§ Goal of the exercise
Your answer should be each line of the entries that contains the word "BadFile", copied in full.

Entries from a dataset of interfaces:
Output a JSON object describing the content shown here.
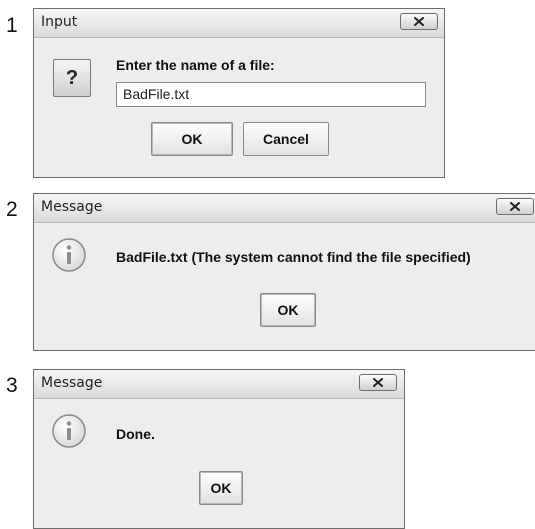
{
  "steps": [
    "1",
    "2",
    "3"
  ],
  "dialog1": {
    "title": "Input",
    "prompt": "Enter the name of a file:",
    "input_value": "BadFile.txt",
    "ok_label": "OK",
    "cancel_label": "Cancel",
    "icon": "question-icon"
  },
  "dialog2": {
    "title": "Message",
    "message": "BadFile.txt (The system cannot find the file specified)",
    "ok_label": "OK",
    "icon": "info-icon"
  },
  "dialog3": {
    "title": "Message",
    "message": "Done.",
    "ok_label": "OK",
    "icon": "info-icon"
  }
}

§ Your response
    "input_value": "BadFile.txt",
    "message": "BadFile.txt (The system cannot find the file specified)",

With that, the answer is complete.